Through his own encounters and one migrant’s personal testimony, Dr. Behzad Yaghmaian took the audience of Ramapo’s latest Global Talks event on a journey of emotional migrant stories.
The March 22 Webex lecture was co-sponsored by the Roukema Center for International Education, the International Rescue Committee (IRC), the George T. Potter Library and the Ramapo Provost Office.
“Trump’s presidency is behind us, but the narrative of fear remains,” Yaghmaian said.
From Migrants to Storytellers
A professor of political economy at Ramapo, Yaghmaian discussed the narratives surrounding migrants. Governments create narratives in an attempt to keep people out, and migrants must create narratives in order to make their way in. Americans have witnessed what appears to be an increase of the “narrative of fear” since Donald Trump was elected in 2016. Yet, Yaghmaian noted that this narrative has been around for decades, influencing migration policies around the world. Trump’s narrative is just the latest installment.
Currently, an average of one person has died every day trying to cross the U.S. border, and from 2015 to 2020, 22,000 have died trying to cross the Mediterranean. Yaghmaian shared heartbreaking statistics about migrants who have killed themselves on their journeys and armies that have destroyed refugee camps.
“Waiting is violence,” he said.
According to Yaghmaian, globalization is majorly to blame. First-world countries have systematically opened borders to let commodities and capital in, but yet they systematically close the borders to prevent the movement of people.
“This dualism in border policy is not accidental, it is actually systematic,” he said. “It is part of the policy.”
In the '50s and '60s, European countries would hire migrant workers to help in manufacturing, but once globalization came about in the '80s, there wasn’t a need for them anymore and resulted in not only lost jobs, but lost social protections. With numerous migrants full of social and economic anxiety, Yaghmaian says the governments “turned the resentment around” and formulated an anxiety against migrants. There are now 200 million migrants globally.

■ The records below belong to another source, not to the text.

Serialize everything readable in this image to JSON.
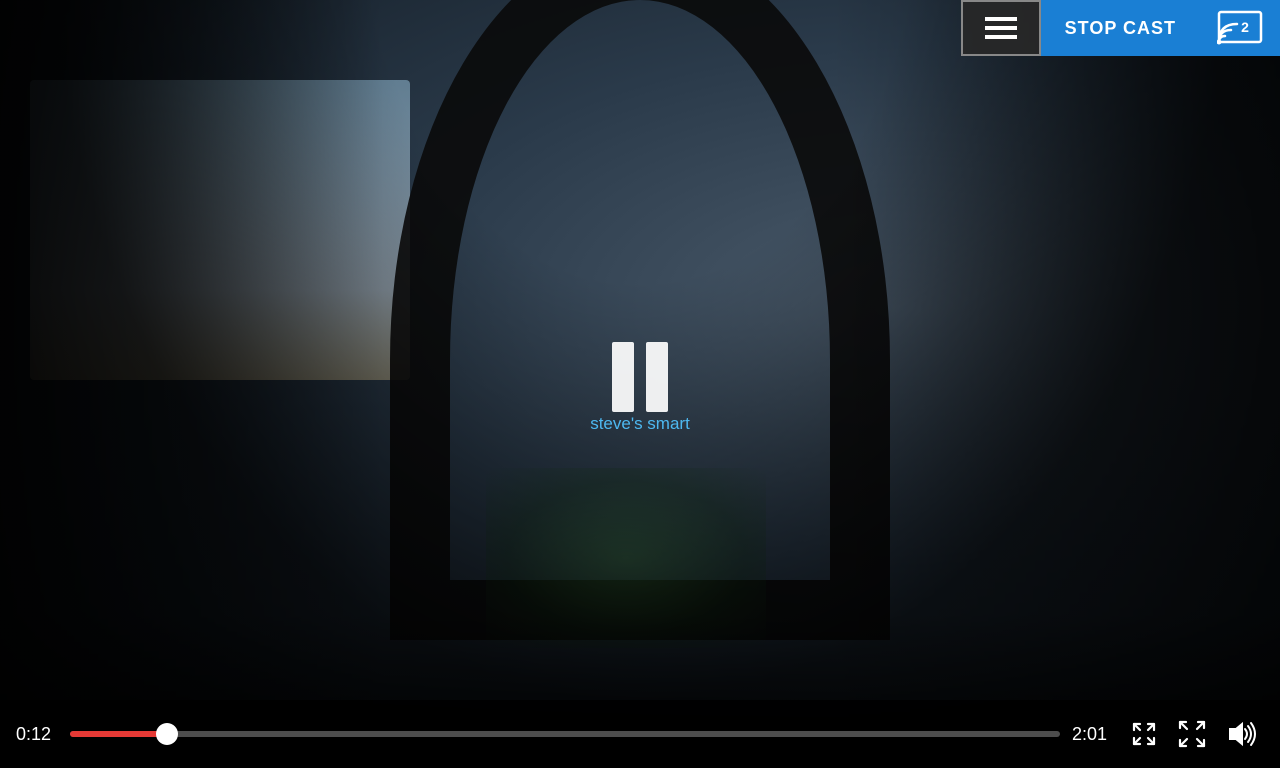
{
  "video": {
    "current_time": "0:12",
    "total_time": "2:01",
    "progress_percent": 9.8,
    "paused": true,
    "cast_device": "steve's smart"
  },
  "controls": {
    "stop_cast_label": "STOP CAST",
    "cast_number": "2",
    "menu_icon": "menu-icon",
    "pause_icon": "pause-icon",
    "fullscreen_icon": "fullscreen-icon",
    "shrink_icon": "shrink-icon",
    "volume_icon": "volume-icon"
  },
  "colors": {
    "accent": "#1a7fd4",
    "progress_fill": "#e53935",
    "cast_label": "#4db8f0",
    "stop_cast_bg": "#1a7fd4"
  }
}
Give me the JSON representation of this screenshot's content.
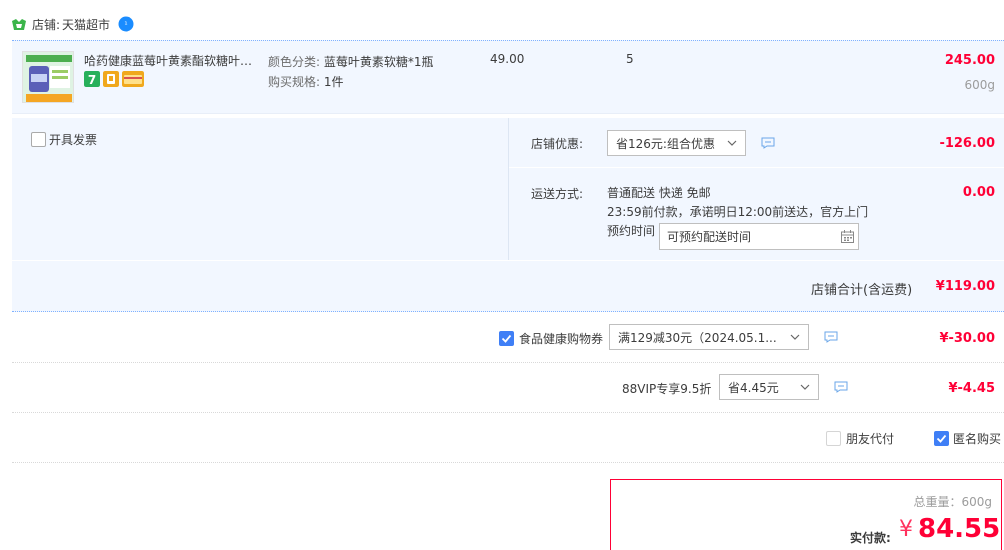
{
  "shop": {
    "prefix": "店铺:",
    "name": "天猫超市"
  },
  "item": {
    "title": "哈药健康蓝莓叶黄素酯软糖叶黄素酯软糖",
    "sku_color_label": "颜色分类:",
    "sku_color_value": "蓝莓叶黄素软糖*1瓶",
    "sku_spec_label": "购买规格:",
    "sku_spec_value": "1件",
    "price": "49.00",
    "qty": "5",
    "subtotal": "245.00",
    "weight": "600g"
  },
  "invoice": {
    "label": "开具发票",
    "checked": false
  },
  "discount": {
    "label": "店铺优惠:",
    "select": "省126元:组合优惠",
    "amount": "-126.00"
  },
  "shipping": {
    "label": "运送方式:",
    "line1": "普通配送 快递 免邮",
    "line2": "23:59前付款，承诺明日12:00前送达，官方上门",
    "reserve_label": "预约时间",
    "reserve_placeholder": "可预约配送时间",
    "amount": "0.00"
  },
  "shop_total": {
    "label": "店铺合计(含运费)",
    "value": "¥119.00"
  },
  "coupon": {
    "label": "食品健康购物券",
    "checked": true,
    "select": "满129减30元（2024.05.1...",
    "amount": "¥-30.00"
  },
  "vip": {
    "label": "88VIP专享9.5折",
    "select": "省4.45元",
    "amount": "¥-4.45"
  },
  "options": {
    "friend_pay": "朋友代付",
    "friend_pay_checked": false,
    "anonymous": "匿名购买",
    "anonymous_checked": true
  },
  "summary": {
    "weight": "总重量：600g",
    "pay_label": "实付款:",
    "currency": "¥",
    "pay_value": "84.55"
  },
  "colors": {
    "accent": "#ff0036",
    "blue": "#3f7ff6",
    "panel": "#f2f7ff"
  }
}
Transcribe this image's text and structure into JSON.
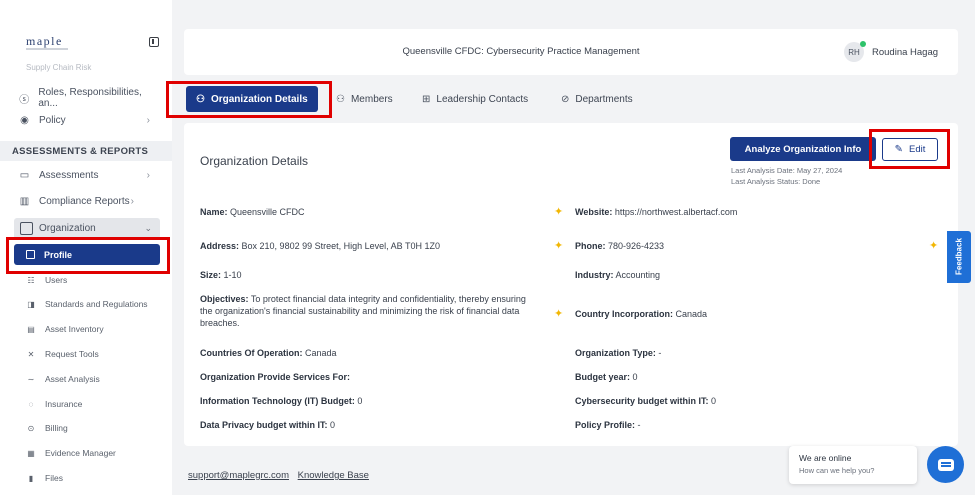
{
  "sidebar": {
    "logo": "maple",
    "faded_item": "Supply Chain Risk",
    "roles_item": "Roles, Responsibilities, an...",
    "policy_item": "Policy",
    "section_header": "ASSESSMENTS & REPORTS",
    "assessments_item": "Assessments",
    "compliance_item": "Compliance Reports",
    "organization_item": "Organization",
    "profile_item": "Profile",
    "sub_items": [
      "Users",
      "Standards and Regulations",
      "Asset Inventory",
      "Request Tools",
      "Asset Analysis",
      "Insurance",
      "Billing",
      "Evidence Manager",
      "Files"
    ]
  },
  "header": {
    "title": "Queensville CFDC: Cybersecurity Practice Management",
    "avatar_initials": "RH",
    "user_name": "Roudina Hagag"
  },
  "tabs": [
    {
      "label": "Organization Details"
    },
    {
      "label": "Members"
    },
    {
      "label": "Leadership Contacts"
    },
    {
      "label": "Departments"
    }
  ],
  "card": {
    "title": "Organization Details",
    "analyze_label": "Analyze Organization Info",
    "edit_label": "Edit",
    "last_analysis_date": "Last Analysis Date: May 27, 2024",
    "last_analysis_status": "Last Analysis Status: Done"
  },
  "fields": {
    "name": {
      "label": "Name:",
      "value": "Queensville CFDC"
    },
    "website": {
      "label": "Website:",
      "value": "https://northwest.albertacf.com"
    },
    "address": {
      "label": "Address:",
      "value": "Box 210, 9802 99 Street, High Level, AB T0H 1Z0"
    },
    "phone": {
      "label": "Phone:",
      "value": "780-926-4233"
    },
    "size": {
      "label": "Size:",
      "value": "1-10"
    },
    "industry": {
      "label": "Industry:",
      "value": "Accounting"
    },
    "objectives": {
      "label": "Objectives:",
      "value": "To protect financial data integrity and confidentiality, thereby ensuring the organization's financial sustainability and minimizing the risk of financial data breaches."
    },
    "country_incorporation": {
      "label": "Country Incorporation:",
      "value": "Canada"
    },
    "countries_operation": {
      "label": "Countries Of Operation:",
      "value": "Canada"
    },
    "organization_type": {
      "label": "Organization Type:",
      "value": "-"
    },
    "provide_services": {
      "label": "Organization Provide Services For:",
      "value": ""
    },
    "budget_year": {
      "label": "Budget year:",
      "value": "0"
    },
    "it_budget": {
      "label": "Information Technology (IT) Budget:",
      "value": "0"
    },
    "cyber_budget": {
      "label": "Cybersecurity budget within IT:",
      "value": "0"
    },
    "privacy_budget": {
      "label": "Data Privacy budget within IT:",
      "value": "0"
    },
    "policy_profile": {
      "label": "Policy Profile:",
      "value": "-"
    }
  },
  "feedback_label": "Feedback",
  "footer": {
    "email": "support@maplegrc.com",
    "kb": "Knowledge Base"
  },
  "chat": {
    "title": "We are online",
    "subtitle": "How can we help you?"
  },
  "colors": {
    "primary": "#1a3a8a",
    "highlight": "#e00000",
    "sparkle": "#f2b705",
    "feedback": "#1f6fd6"
  }
}
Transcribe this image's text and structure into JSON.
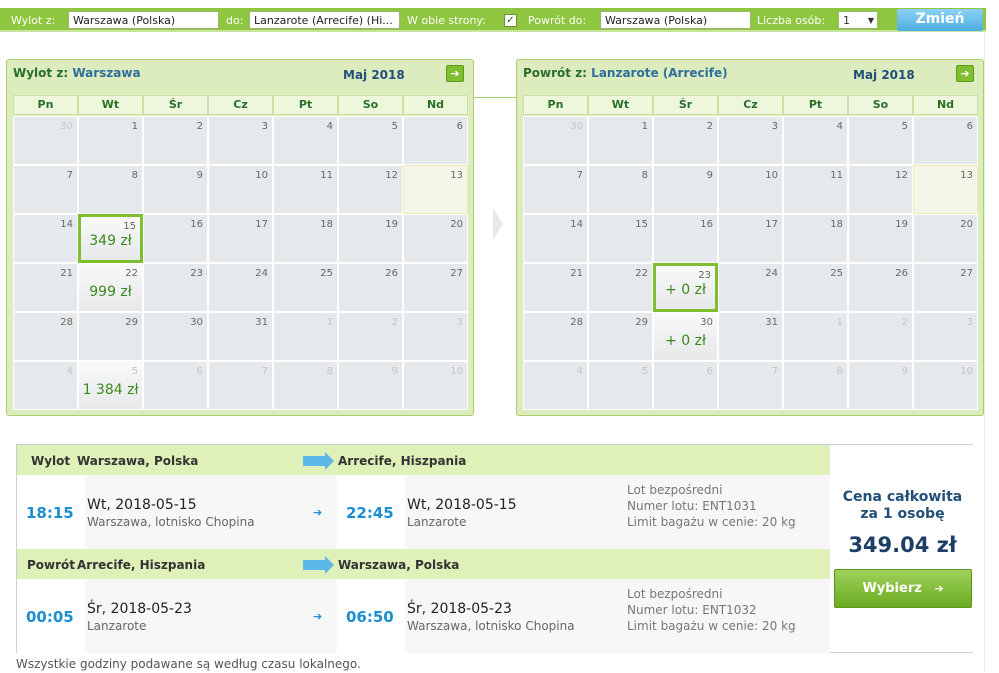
{
  "search": {
    "from_label": "Wylot z:",
    "from_value": "Warszawa (Polska)",
    "to_label": "do:",
    "to_value": "Lanzarote (Arrecife) (Hi...",
    "both_ways_label": "W obie strony:",
    "both_ways_checked": "✓",
    "return_label": "Powrót do:",
    "return_value": "Warszawa (Polska)",
    "persons_label": "Liczba osób:",
    "persons_value": "1",
    "submit_label": "Zmień"
  },
  "weekdays": [
    "Pn",
    "Wt",
    "Śr",
    "Cz",
    "Pt",
    "So",
    "Nd"
  ],
  "outbound_calendar": {
    "prefix": "Wylot z:",
    "city": "Warszawa",
    "month": "Maj 2018",
    "weeks": [
      [
        {
          "d": "30",
          "m": true
        },
        {
          "d": "1"
        },
        {
          "d": "2"
        },
        {
          "d": "3"
        },
        {
          "d": "4"
        },
        {
          "d": "5"
        },
        {
          "d": "6"
        }
      ],
      [
        {
          "d": "7"
        },
        {
          "d": "8"
        },
        {
          "d": "9"
        },
        {
          "d": "10"
        },
        {
          "d": "11"
        },
        {
          "d": "12"
        },
        {
          "d": "13",
          "hl": true
        }
      ],
      [
        {
          "d": "14"
        },
        {
          "d": "15",
          "p": "349 zł",
          "sel": true
        },
        {
          "d": "16"
        },
        {
          "d": "17"
        },
        {
          "d": "18"
        },
        {
          "d": "19"
        },
        {
          "d": "20"
        }
      ],
      [
        {
          "d": "21"
        },
        {
          "d": "22",
          "p": "999 zł"
        },
        {
          "d": "23"
        },
        {
          "d": "24"
        },
        {
          "d": "25"
        },
        {
          "d": "26"
        },
        {
          "d": "27"
        }
      ],
      [
        {
          "d": "28"
        },
        {
          "d": "29"
        },
        {
          "d": "30"
        },
        {
          "d": "31"
        },
        {
          "d": "1",
          "m": true
        },
        {
          "d": "2",
          "m": true
        },
        {
          "d": "3",
          "m": true
        }
      ],
      [
        {
          "d": "4",
          "m": true
        },
        {
          "d": "5",
          "m": true,
          "p": "1 384 zł"
        },
        {
          "d": "6",
          "m": true
        },
        {
          "d": "7",
          "m": true
        },
        {
          "d": "8",
          "m": true
        },
        {
          "d": "9",
          "m": true
        },
        {
          "d": "10",
          "m": true
        }
      ]
    ]
  },
  "return_calendar": {
    "prefix": "Powrót z:",
    "city": "Lanzarote (Arrecife)",
    "month": "Maj 2018",
    "weeks": [
      [
        {
          "d": "30",
          "m": true
        },
        {
          "d": "1"
        },
        {
          "d": "2"
        },
        {
          "d": "3"
        },
        {
          "d": "4"
        },
        {
          "d": "5"
        },
        {
          "d": "6"
        }
      ],
      [
        {
          "d": "7"
        },
        {
          "d": "8"
        },
        {
          "d": "9"
        },
        {
          "d": "10"
        },
        {
          "d": "11"
        },
        {
          "d": "12"
        },
        {
          "d": "13",
          "hl": true
        }
      ],
      [
        {
          "d": "14"
        },
        {
          "d": "15"
        },
        {
          "d": "16"
        },
        {
          "d": "17"
        },
        {
          "d": "18"
        },
        {
          "d": "19"
        },
        {
          "d": "20"
        }
      ],
      [
        {
          "d": "21"
        },
        {
          "d": "22"
        },
        {
          "d": "23",
          "p": "+ 0 zł",
          "sel": true
        },
        {
          "d": "24"
        },
        {
          "d": "25"
        },
        {
          "d": "26"
        },
        {
          "d": "27"
        }
      ],
      [
        {
          "d": "28"
        },
        {
          "d": "29"
        },
        {
          "d": "30",
          "p": "+ 0 zł"
        },
        {
          "d": "31"
        },
        {
          "d": "1",
          "m": true
        },
        {
          "d": "2",
          "m": true
        },
        {
          "d": "3",
          "m": true
        }
      ],
      [
        {
          "d": "4",
          "m": true
        },
        {
          "d": "5",
          "m": true
        },
        {
          "d": "6",
          "m": true
        },
        {
          "d": "7",
          "m": true
        },
        {
          "d": "8",
          "m": true
        },
        {
          "d": "9",
          "m": true
        },
        {
          "d": "10",
          "m": true
        }
      ]
    ]
  },
  "outbound": {
    "label": "Wylot",
    "from": "Warszawa, Polska",
    "to": "Arrecife, Hiszpania",
    "dep_time": "18:15",
    "dep_day": "Wt,",
    "dep_date": "2018-05-15",
    "dep_place": "Warszawa, lotnisko Chopina",
    "arr_time": "22:45",
    "arr_day": "Wt,",
    "arr_date": "2018-05-15",
    "arr_place": "Lanzarote",
    "info1": "Lot bezpośredni",
    "info2": "Numer lotu: ENT1031",
    "info3": "Limit bagażu w cenie: 20 kg"
  },
  "inbound": {
    "label": "Powrót",
    "from": "Arrecife, Hiszpania",
    "to": "Warszawa, Polska",
    "dep_time": "00:05",
    "dep_day": "Śr,",
    "dep_date": "2018-05-23",
    "dep_place": "Lanzarote",
    "arr_time": "06:50",
    "arr_day": "Śr,",
    "arr_date": "2018-05-23",
    "arr_place": "Warszawa, lotnisko Chopina",
    "info1": "Lot bezpośredni",
    "info2": "Numer lotu: ENT1032",
    "info3": "Limit bagażu w cenie: 20 kg"
  },
  "price": {
    "label_line1": "Cena całkowita",
    "label_line2": "za 1 osobę",
    "value": "349.04 zł",
    "button": "Wybierz",
    "button_arrow": "➔"
  },
  "footer_note": "Wszystkie godziny podawane są według czasu lokalnego."
}
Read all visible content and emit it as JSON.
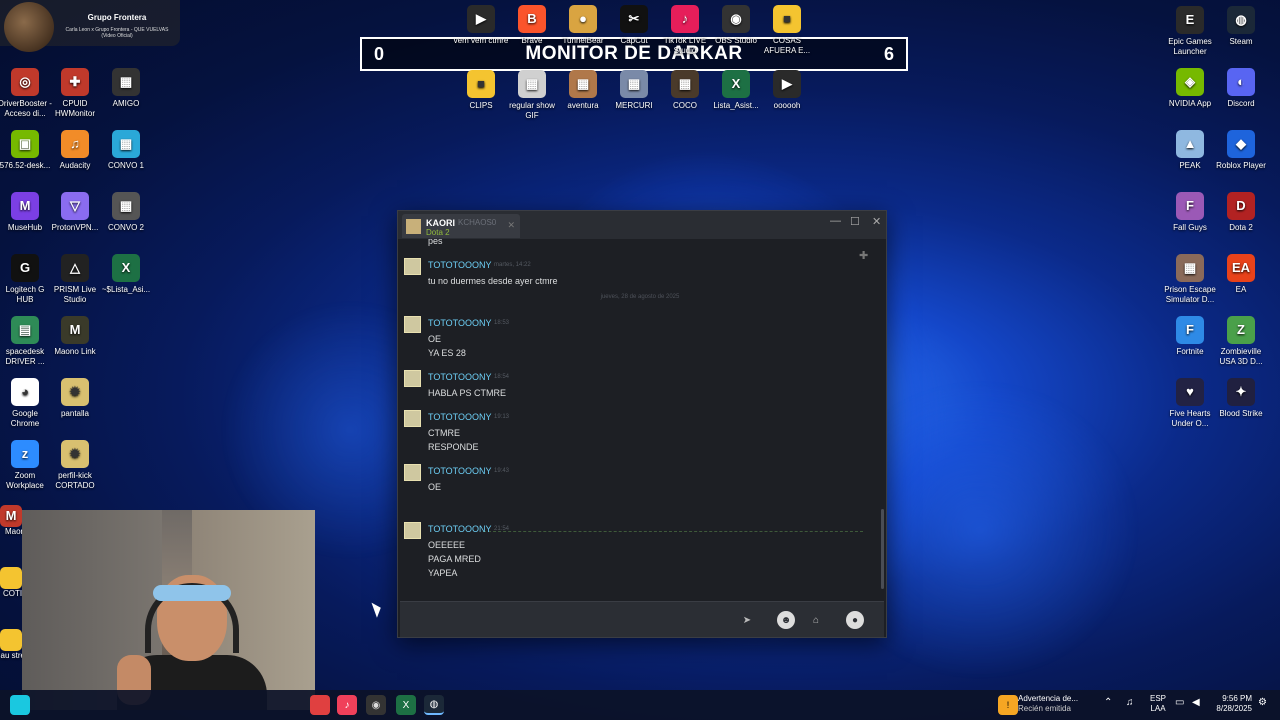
{
  "profile": {
    "name": "Grupo Frontera",
    "song": "Carla Leon x Grupo Frontera - QUE VUELVAS (Video Oficial)"
  },
  "banner": {
    "left_score": "0",
    "title": "MONITOR DE DARKAR",
    "right_score": "6"
  },
  "top_icons": [
    {
      "label": "vem vem ctmre",
      "color": "#2a2a2a",
      "glyph": "▶"
    },
    {
      "label": "Brave",
      "color": "#fb542b",
      "glyph": "B"
    },
    {
      "label": "TunnelBear",
      "color": "#d9a441",
      "glyph": "●"
    },
    {
      "label": "CapCut",
      "color": "#111111",
      "glyph": "✂"
    },
    {
      "label": "TikTok LIVE Studio",
      "color": "#e61e5a",
      "glyph": "♪"
    },
    {
      "label": "OBS Studio",
      "color": "#333333",
      "glyph": "◉"
    },
    {
      "label": "COSAS AFUERA E...",
      "color": "#f4c430",
      "glyph": "■"
    },
    {
      "label": "CLIPS",
      "color": "#f4c430",
      "glyph": "■"
    },
    {
      "label": "regular show GIF",
      "color": "#d0d0d0",
      "glyph": "▦"
    },
    {
      "label": "aventura",
      "color": "#b0784a",
      "glyph": "▦"
    },
    {
      "label": "MERCURI",
      "color": "#7a8aa8",
      "glyph": "▦"
    },
    {
      "label": "COCO",
      "color": "#4a3a2a",
      "glyph": "▦"
    },
    {
      "label": "Lista_Asist...",
      "color": "#1d7044",
      "glyph": "X"
    },
    {
      "label": "oooooh",
      "color": "#2a2a2a",
      "glyph": "▶"
    }
  ],
  "left_icons": [
    {
      "label": "DriverBooster - Acceso di...",
      "color": "#c0392b",
      "glyph": "◎"
    },
    {
      "label": "CPUID HWMonitor",
      "color": "#c0392b",
      "glyph": "✚"
    },
    {
      "label": "AMIGO",
      "color": "#333333",
      "glyph": "▦"
    },
    {
      "label": "576.52-desk...",
      "color": "#76b900",
      "glyph": "▣"
    },
    {
      "label": "Audacity",
      "color": "#f28c28",
      "glyph": "♫"
    },
    {
      "label": "CONVO 1",
      "color": "#2aa8d8",
      "glyph": "▦"
    },
    {
      "label": "MuseHub",
      "color": "#7b3fe4",
      "glyph": "M"
    },
    {
      "label": "ProtonVPN...",
      "color": "#8a6cf0",
      "glyph": "▽"
    },
    {
      "label": "CONVO 2",
      "color": "#555555",
      "glyph": "▦"
    },
    {
      "label": "Logitech G HUB",
      "color": "#111111",
      "glyph": "G"
    },
    {
      "label": "PRISM Live Studio",
      "color": "#222222",
      "glyph": "△"
    },
    {
      "label": "~$Lista_Asi...",
      "color": "#1d7044",
      "glyph": "X"
    },
    {
      "label": "spacedesk DRIVER ...",
      "color": "#2e8b57",
      "glyph": "▤"
    },
    {
      "label": "Maono Link",
      "color": "#3a3a2a",
      "glyph": "M"
    },
    {
      "label": "Google Chrome",
      "color": "#ffffff",
      "glyph": "◕"
    },
    {
      "label": "pantalla",
      "color": "#d8c070",
      "glyph": "✹"
    },
    {
      "label": "Zoom Workplace",
      "color": "#2d8cff",
      "glyph": "z"
    },
    {
      "label": "perfil-kick CORTADO",
      "color": "#d8c070",
      "glyph": "✹"
    }
  ],
  "right_icons": [
    {
      "label": "Epic Games Launcher",
      "color": "#2a2a2a",
      "glyph": "E"
    },
    {
      "label": "Steam",
      "color": "#1b2838",
      "glyph": "◍"
    },
    {
      "label": "NVIDIA App",
      "color": "#76b900",
      "glyph": "◈"
    },
    {
      "label": "Discord",
      "color": "#5865f2",
      "glyph": "◐"
    },
    {
      "label": "PEAK",
      "color": "#8fb8e0",
      "glyph": "▲"
    },
    {
      "label": "Roblox Player",
      "color": "#1e64dc",
      "glyph": "◆"
    },
    {
      "label": "Fall Guys",
      "color": "#9b59b6",
      "glyph": "F"
    },
    {
      "label": "Dota 2",
      "color": "#b22222",
      "glyph": "D"
    },
    {
      "label": "Prison Escape Simulator D...",
      "color": "#8a6a5a",
      "glyph": "▦"
    },
    {
      "label": "EA",
      "color": "#e8421a",
      "glyph": "EA"
    },
    {
      "label": "Fortnite",
      "color": "#2e8ae6",
      "glyph": "F"
    },
    {
      "label": "Zombieville USA 3D D...",
      "color": "#4aa04a",
      "glyph": "Z"
    },
    {
      "label": "Five Hearts Under O...",
      "color": "#222244",
      "glyph": "♥"
    },
    {
      "label": "Blood Strike",
      "color": "#202040",
      "glyph": "✦"
    }
  ],
  "left_partial_labels": [
    "Maon",
    "COTIZ",
    "au strea"
  ],
  "chat": {
    "contact": "KAORI",
    "contact_sub": "KCHAOS0",
    "game": "Dota 2",
    "prev_line": "pes",
    "date_separator": "jueves, 28 de agosto de 2025",
    "messages": [
      {
        "name": "TOTOTOOONY",
        "time": "martes, 14:22",
        "lines": [
          "tu no duermes desde ayer ctmre"
        ]
      },
      {
        "name": "TOTOTOOONY",
        "time": "18:53",
        "lines": [
          "OE",
          "YA ES 28"
        ]
      },
      {
        "name": "TOTOTOOONY",
        "time": "18:54",
        "lines": [
          "HABLA PS CTMRE"
        ]
      },
      {
        "name": "TOTOTOOONY",
        "time": "19:13",
        "lines": [
          "CTMRE",
          "RESPONDE"
        ]
      },
      {
        "name": "TOTOTOOONY",
        "time": "19:43",
        "lines": [
          "OE"
        ]
      },
      {
        "name": "TOTOTOOONY",
        "time": "21:54",
        "lines": [
          "OEEEEE",
          "PAGA MRED",
          "YAPEA"
        ]
      }
    ],
    "input_placeholder": ""
  },
  "tray": {
    "notification_title": "Advertencia de...",
    "notification_sub": "Recién emitida",
    "lang1": "ESP",
    "lang2": "LAA",
    "time": "9:56 PM",
    "date": "8/28/2025"
  }
}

“It was in this context that migrants were forced to come up with stories, narratives, to be able to find their way through the cracks,” Yaghmaian said.
Developing Authentic and Worthy Stories
Yaghmaian shared stories about migrants he met on several Greek islands around 2018. An Iranian couple, whom he calls Romeo and Juliet, “were busy making their stories to convince the authorities… that they had a good reason for asylum.”
Romeo showed off a large scar on his body, which would typically signify being a victim of war. Yaghmaian said that clear evidence of falling victim to war violence creates an excellent story, however, Romeo’s scar was from selling his kidney for cash.
“When all options fail, the commodification of the body becomes the only possibility for people like Romeo.”
Yaghmaian met another man who was a street vendor in Afghanistan. He also had a scar — a signifier for a good story. In 2015, a car bomb exploded near his cart, knocking him out and shooting shrapnel into his neck. He couldn’t afford to pay for the surgery to remove it, so it still remains in his neck.
The last story Yaghmaian shared was directly from the writings of an Afgahni migrant, a 40-year-old woman named Zakiah. Reading the piece aloud, the woman explains how she was physically and sexually abused by her husband for years, at one point even branding her with a horse shoe. Her brother eventually helped her and her young son escape to Turkey, and they made several failed attempts to reach Germany.
However, the husband tracked them down, and the domestic violence continued until Zakiah managed an agreement that she could travel to Germany on her own.
Yaghmaian said she finally succeeded. Though difficult to tell, he thought it was important to share her story with the event’s participants. These examples painted the troubling picture of what migrants today must deal with in order to have a chance at protection and a better life.
Hopefully, these inside perspectives will impact the immediate Ramapo community in the fight to end the “narrative of fear.”